# TASK DIRECTIONS
For the material below, the sole required output is the number of lines that include "Length".

======

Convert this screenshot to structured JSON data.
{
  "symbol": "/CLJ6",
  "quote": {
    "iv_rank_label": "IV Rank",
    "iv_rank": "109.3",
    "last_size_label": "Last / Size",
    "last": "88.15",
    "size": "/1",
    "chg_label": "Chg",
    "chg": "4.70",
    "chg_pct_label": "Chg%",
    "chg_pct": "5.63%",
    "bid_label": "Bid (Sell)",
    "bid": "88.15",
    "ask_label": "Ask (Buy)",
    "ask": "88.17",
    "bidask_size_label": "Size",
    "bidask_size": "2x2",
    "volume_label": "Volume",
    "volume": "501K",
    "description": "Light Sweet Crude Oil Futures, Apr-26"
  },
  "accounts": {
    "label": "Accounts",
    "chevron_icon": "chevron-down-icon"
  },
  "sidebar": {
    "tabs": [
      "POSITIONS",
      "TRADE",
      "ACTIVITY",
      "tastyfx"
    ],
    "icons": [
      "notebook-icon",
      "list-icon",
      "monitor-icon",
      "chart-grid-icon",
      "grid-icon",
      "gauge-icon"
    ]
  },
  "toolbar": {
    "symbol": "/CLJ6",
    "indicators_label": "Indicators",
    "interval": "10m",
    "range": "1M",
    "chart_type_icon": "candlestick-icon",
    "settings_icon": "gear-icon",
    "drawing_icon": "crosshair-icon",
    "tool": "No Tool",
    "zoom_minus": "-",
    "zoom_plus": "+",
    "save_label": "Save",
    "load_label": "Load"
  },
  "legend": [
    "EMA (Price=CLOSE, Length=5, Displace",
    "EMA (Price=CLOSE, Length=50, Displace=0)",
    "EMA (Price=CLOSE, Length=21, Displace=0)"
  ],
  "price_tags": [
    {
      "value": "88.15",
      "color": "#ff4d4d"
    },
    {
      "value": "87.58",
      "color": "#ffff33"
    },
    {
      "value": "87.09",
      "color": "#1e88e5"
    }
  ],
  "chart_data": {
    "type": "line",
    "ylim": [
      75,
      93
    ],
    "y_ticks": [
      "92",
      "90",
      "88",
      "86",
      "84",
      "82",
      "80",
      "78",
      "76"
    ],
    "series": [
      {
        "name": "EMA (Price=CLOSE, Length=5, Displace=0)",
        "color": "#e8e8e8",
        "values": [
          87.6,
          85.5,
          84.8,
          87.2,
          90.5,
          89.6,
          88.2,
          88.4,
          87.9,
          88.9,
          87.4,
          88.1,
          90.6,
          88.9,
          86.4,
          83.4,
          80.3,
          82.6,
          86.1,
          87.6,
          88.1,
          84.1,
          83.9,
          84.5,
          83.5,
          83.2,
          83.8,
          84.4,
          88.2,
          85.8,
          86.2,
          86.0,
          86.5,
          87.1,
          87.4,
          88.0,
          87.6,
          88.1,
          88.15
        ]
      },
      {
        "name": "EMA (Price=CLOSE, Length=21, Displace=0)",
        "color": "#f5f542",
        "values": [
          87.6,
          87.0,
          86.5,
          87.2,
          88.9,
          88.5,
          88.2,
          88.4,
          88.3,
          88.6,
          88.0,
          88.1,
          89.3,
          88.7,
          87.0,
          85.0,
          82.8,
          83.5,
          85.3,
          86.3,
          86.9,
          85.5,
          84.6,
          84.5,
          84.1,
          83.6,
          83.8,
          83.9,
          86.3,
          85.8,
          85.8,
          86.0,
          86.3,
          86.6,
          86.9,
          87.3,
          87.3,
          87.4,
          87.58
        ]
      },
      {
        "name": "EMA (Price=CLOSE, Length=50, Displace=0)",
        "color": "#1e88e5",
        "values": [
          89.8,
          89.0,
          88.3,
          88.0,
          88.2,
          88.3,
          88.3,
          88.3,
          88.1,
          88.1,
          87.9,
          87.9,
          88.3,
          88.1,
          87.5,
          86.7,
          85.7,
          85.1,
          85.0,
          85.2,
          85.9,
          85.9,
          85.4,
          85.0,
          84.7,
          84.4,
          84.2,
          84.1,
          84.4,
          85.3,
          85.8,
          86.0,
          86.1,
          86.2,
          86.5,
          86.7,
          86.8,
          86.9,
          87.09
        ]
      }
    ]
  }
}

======

# RESPONSE AREA
6